People often wonder whether their memory for past events is accurate or not. We can trust in most of our memories; however, we can easily face false memories when we remember things that never occurred or when we remember details of an event that are far from those originally encountered (Roediger & McDermott, 1995). Many factors – pertaining to both the rememberer or the stimuli we are asked to remember – either boost false memories or protect against them. Our research focuses on such facilitating or protecting factors in both adults and children.

New Emotional False Memories Paradigm

We developed a new False memory paradigm (Mirandola et al., 2014; Mirandola et al., 2017) that enables us to study memory distortions for emotional events that may occurr in everyday life. For example, if you observe a story (depicted through pictures) where a boy and a girl get ready to meet each other, you may produce two types of false memories: 1) erroneously remembering an action that is consistent with the story/script but that was not presented (the boy brushing his teeth while he was shaving); 2) inferring having seen the antecendent of an action emotionally salient (why is the boy mad at the girl? Probably she was late to the date).

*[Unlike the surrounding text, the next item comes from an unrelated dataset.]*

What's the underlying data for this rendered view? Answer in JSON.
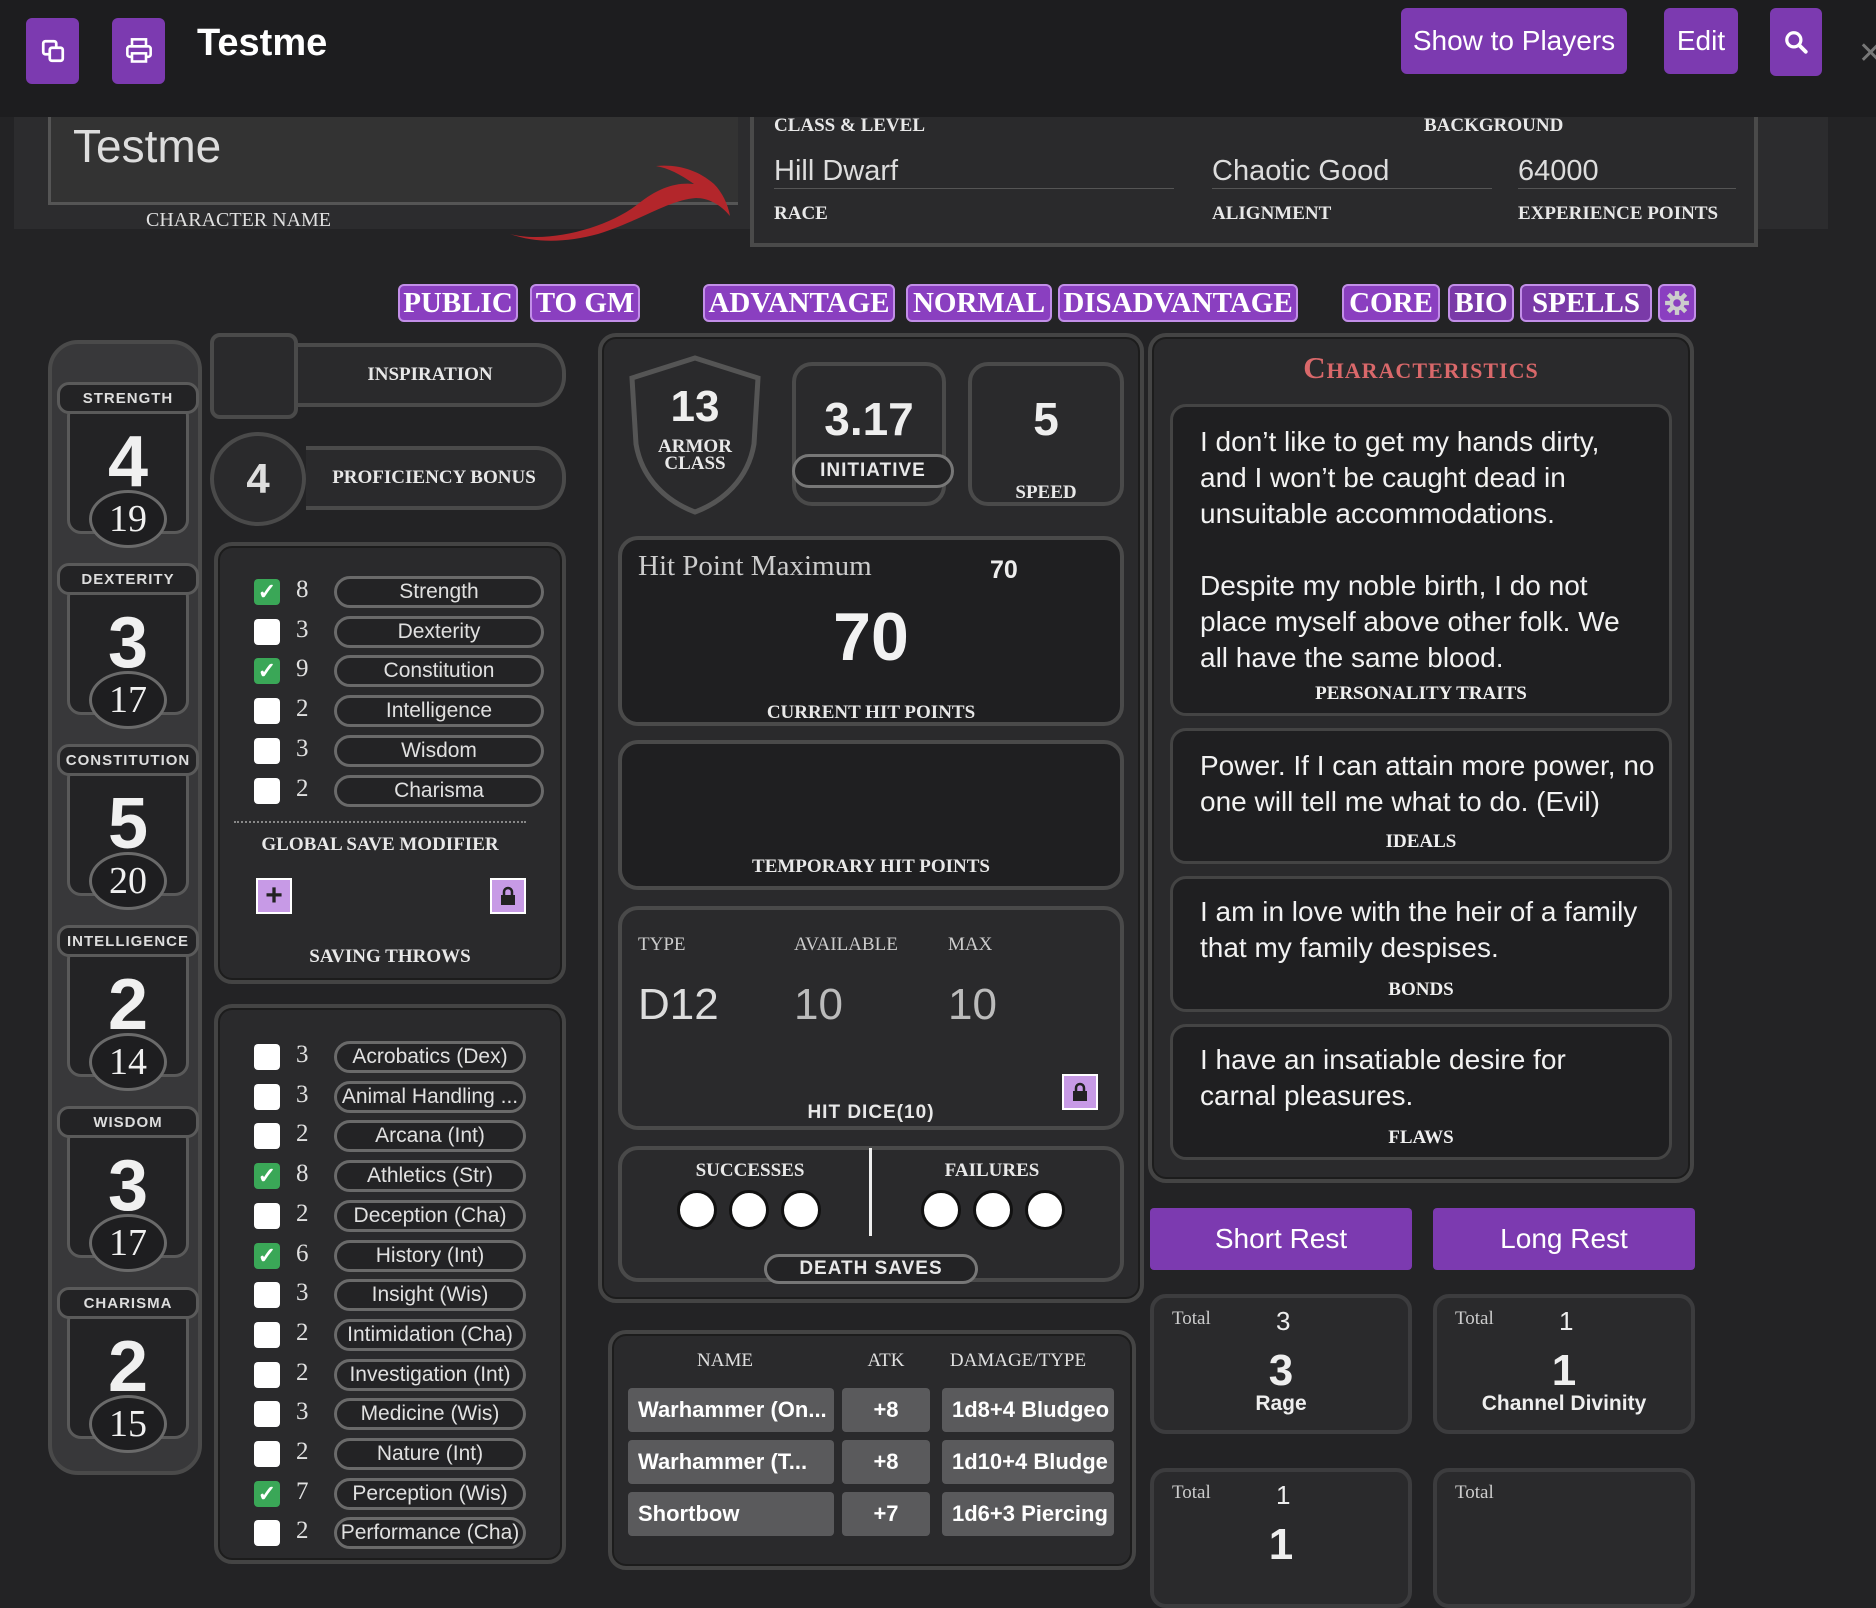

Emotion typically favors accuracy and prevents from incurring false memories (i.e., memory ehancing effect), but this depends on individual differences in higher cognitive processes, such as working memory, and in personality.

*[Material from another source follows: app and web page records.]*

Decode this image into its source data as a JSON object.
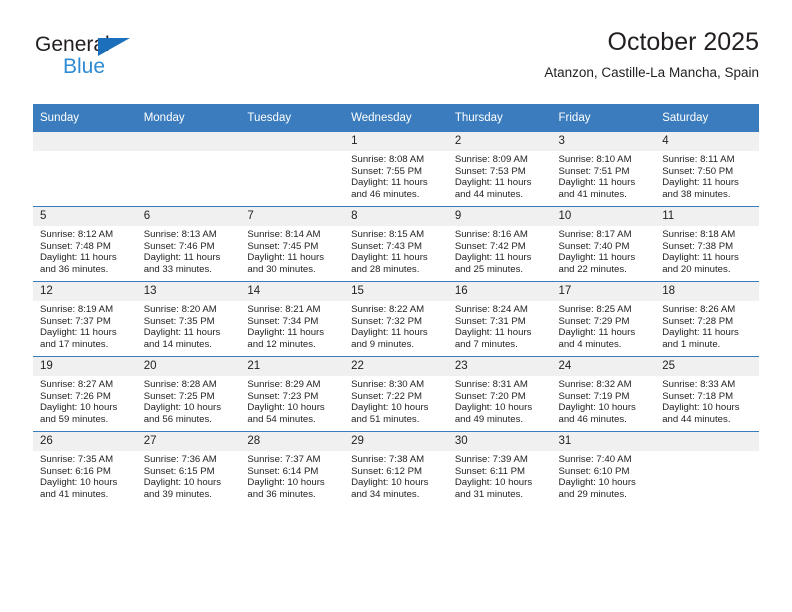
{
  "brand": {
    "name_top": "General",
    "name_bottom": "Blue",
    "triangle_color": "#1c6fba",
    "blue_text_color": "#2e8bd4"
  },
  "header": {
    "title": "October 2025",
    "subtitle": "Atanzon, Castille-La Mancha, Spain"
  },
  "theme": {
    "header_row_bg": "#3a7cbd",
    "day_strip_bg": "#f0f0f0",
    "text_color": "#231f20"
  },
  "weekday_headers": [
    "Sunday",
    "Monday",
    "Tuesday",
    "Wednesday",
    "Thursday",
    "Friday",
    "Saturday"
  ],
  "weeks": [
    [
      {
        "day": "",
        "sunrise": "",
        "sunset": "",
        "daylight_1": "",
        "daylight_2": "",
        "empty": true
      },
      {
        "day": "",
        "sunrise": "",
        "sunset": "",
        "daylight_1": "",
        "daylight_2": "",
        "empty": true
      },
      {
        "day": "",
        "sunrise": "",
        "sunset": "",
        "daylight_1": "",
        "daylight_2": "",
        "empty": true
      },
      {
        "day": "1",
        "sunrise": "Sunrise: 8:08 AM",
        "sunset": "Sunset: 7:55 PM",
        "daylight_1": "Daylight: 11 hours",
        "daylight_2": "and 46 minutes."
      },
      {
        "day": "2",
        "sunrise": "Sunrise: 8:09 AM",
        "sunset": "Sunset: 7:53 PM",
        "daylight_1": "Daylight: 11 hours",
        "daylight_2": "and 44 minutes."
      },
      {
        "day": "3",
        "sunrise": "Sunrise: 8:10 AM",
        "sunset": "Sunset: 7:51 PM",
        "daylight_1": "Daylight: 11 hours",
        "daylight_2": "and 41 minutes."
      },
      {
        "day": "4",
        "sunrise": "Sunrise: 8:11 AM",
        "sunset": "Sunset: 7:50 PM",
        "daylight_1": "Daylight: 11 hours",
        "daylight_2": "and 38 minutes."
      }
    ],
    [
      {
        "day": "5",
        "sunrise": "Sunrise: 8:12 AM",
        "sunset": "Sunset: 7:48 PM",
        "daylight_1": "Daylight: 11 hours",
        "daylight_2": "and 36 minutes."
      },
      {
        "day": "6",
        "sunrise": "Sunrise: 8:13 AM",
        "sunset": "Sunset: 7:46 PM",
        "daylight_1": "Daylight: 11 hours",
        "daylight_2": "and 33 minutes."
      },
      {
        "day": "7",
        "sunrise": "Sunrise: 8:14 AM",
        "sunset": "Sunset: 7:45 PM",
        "daylight_1": "Daylight: 11 hours",
        "daylight_2": "and 30 minutes."
      },
      {
        "day": "8",
        "sunrise": "Sunrise: 8:15 AM",
        "sunset": "Sunset: 7:43 PM",
        "daylight_1": "Daylight: 11 hours",
        "daylight_2": "and 28 minutes."
      },
      {
        "day": "9",
        "sunrise": "Sunrise: 8:16 AM",
        "sunset": "Sunset: 7:42 PM",
        "daylight_1": "Daylight: 11 hours",
        "daylight_2": "and 25 minutes."
      },
      {
        "day": "10",
        "sunrise": "Sunrise: 8:17 AM",
        "sunset": "Sunset: 7:40 PM",
        "daylight_1": "Daylight: 11 hours",
        "daylight_2": "and 22 minutes."
      },
      {
        "day": "11",
        "sunrise": "Sunrise: 8:18 AM",
        "sunset": "Sunset: 7:38 PM",
        "daylight_1": "Daylight: 11 hours",
        "daylight_2": "and 20 minutes."
      }
    ],
    [
      {
        "day": "12",
        "sunrise": "Sunrise: 8:19 AM",
        "sunset": "Sunset: 7:37 PM",
        "daylight_1": "Daylight: 11 hours",
        "daylight_2": "and 17 minutes."
      },
      {
        "day": "13",
        "sunrise": "Sunrise: 8:20 AM",
        "sunset": "Sunset: 7:35 PM",
        "daylight_1": "Daylight: 11 hours",
        "daylight_2": "and 14 minutes."
      },
      {
        "day": "14",
        "sunrise": "Sunrise: 8:21 AM",
        "sunset": "Sunset: 7:34 PM",
        "daylight_1": "Daylight: 11 hours",
        "daylight_2": "and 12 minutes."
      },
      {
        "day": "15",
        "sunrise": "Sunrise: 8:22 AM",
        "sunset": "Sunset: 7:32 PM",
        "daylight_1": "Daylight: 11 hours",
        "daylight_2": "and 9 minutes."
      },
      {
        "day": "16",
        "sunrise": "Sunrise: 8:24 AM",
        "sunset": "Sunset: 7:31 PM",
        "daylight_1": "Daylight: 11 hours",
        "daylight_2": "and 7 minutes."
      },
      {
        "day": "17",
        "sunrise": "Sunrise: 8:25 AM",
        "sunset": "Sunset: 7:29 PM",
        "daylight_1": "Daylight: 11 hours",
        "daylight_2": "and 4 minutes."
      },
      {
        "day": "18",
        "sunrise": "Sunrise: 8:26 AM",
        "sunset": "Sunset: 7:28 PM",
        "daylight_1": "Daylight: 11 hours",
        "daylight_2": "and 1 minute."
      }
    ],
    [
      {
        "day": "19",
        "sunrise": "Sunrise: 8:27 AM",
        "sunset": "Sunset: 7:26 PM",
        "daylight_1": "Daylight: 10 hours",
        "daylight_2": "and 59 minutes."
      },
      {
        "day": "20",
        "sunrise": "Sunrise: 8:28 AM",
        "sunset": "Sunset: 7:25 PM",
        "daylight_1": "Daylight: 10 hours",
        "daylight_2": "and 56 minutes."
      },
      {
        "day": "21",
        "sunrise": "Sunrise: 8:29 AM",
        "sunset": "Sunset: 7:23 PM",
        "daylight_1": "Daylight: 10 hours",
        "daylight_2": "and 54 minutes."
      },
      {
        "day": "22",
        "sunrise": "Sunrise: 8:30 AM",
        "sunset": "Sunset: 7:22 PM",
        "daylight_1": "Daylight: 10 hours",
        "daylight_2": "and 51 minutes."
      },
      {
        "day": "23",
        "sunrise": "Sunrise: 8:31 AM",
        "sunset": "Sunset: 7:20 PM",
        "daylight_1": "Daylight: 10 hours",
        "daylight_2": "and 49 minutes."
      },
      {
        "day": "24",
        "sunrise": "Sunrise: 8:32 AM",
        "sunset": "Sunset: 7:19 PM",
        "daylight_1": "Daylight: 10 hours",
        "daylight_2": "and 46 minutes."
      },
      {
        "day": "25",
        "sunrise": "Sunrise: 8:33 AM",
        "sunset": "Sunset: 7:18 PM",
        "daylight_1": "Daylight: 10 hours",
        "daylight_2": "and 44 minutes."
      }
    ],
    [
      {
        "day": "26",
        "sunrise": "Sunrise: 7:35 AM",
        "sunset": "Sunset: 6:16 PM",
        "daylight_1": "Daylight: 10 hours",
        "daylight_2": "and 41 minutes."
      },
      {
        "day": "27",
        "sunrise": "Sunrise: 7:36 AM",
        "sunset": "Sunset: 6:15 PM",
        "daylight_1": "Daylight: 10 hours",
        "daylight_2": "and 39 minutes."
      },
      {
        "day": "28",
        "sunrise": "Sunrise: 7:37 AM",
        "sunset": "Sunset: 6:14 PM",
        "daylight_1": "Daylight: 10 hours",
        "daylight_2": "and 36 minutes."
      },
      {
        "day": "29",
        "sunrise": "Sunrise: 7:38 AM",
        "sunset": "Sunset: 6:12 PM",
        "daylight_1": "Daylight: 10 hours",
        "daylight_2": "and 34 minutes."
      },
      {
        "day": "30",
        "sunrise": "Sunrise: 7:39 AM",
        "sunset": "Sunset: 6:11 PM",
        "daylight_1": "Daylight: 10 hours",
        "daylight_2": "and 31 minutes."
      },
      {
        "day": "31",
        "sunrise": "Sunrise: 7:40 AM",
        "sunset": "Sunset: 6:10 PM",
        "daylight_1": "Daylight: 10 hours",
        "daylight_2": "and 29 minutes."
      },
      {
        "day": "",
        "sunrise": "",
        "sunset": "",
        "daylight_1": "",
        "daylight_2": "",
        "empty": true
      }
    ]
  ]
}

Factors that protect against false memories

  • Working memory

Working memory allows for a reduction of false memories – especially for negative events – via inhibitory mechanisms; people who have high working memory abilities are better able to ward off non-experienced events from their memories, thus excluding them from later retrieval.

Mirandola et al., 2017
  • Personality

Extraverted individuals produce fewer false memories for postive events, given their higher attention toward positive stimuli which increases memory accuracy and diminishes inclusion of non-experienced details or events.

Factors that boost false memories – depressive/anxious traits

Individuals with depressive or anxious traits tend to incorporate into their memories more negative events than positive or neutral, via ruminative mechanisms.

False memories in children

Our research focus on those factors that influence false-memory production during development, for example:

  • higher propensity to produce memory distortions with increasing age due to higher semantic knowledge ability;
  • individual differences in higher cognitive processes that influence false memory production;
  • differential probability to incur memory distortions in atypical development: learning disabilities and other neurodevelopmental disorders.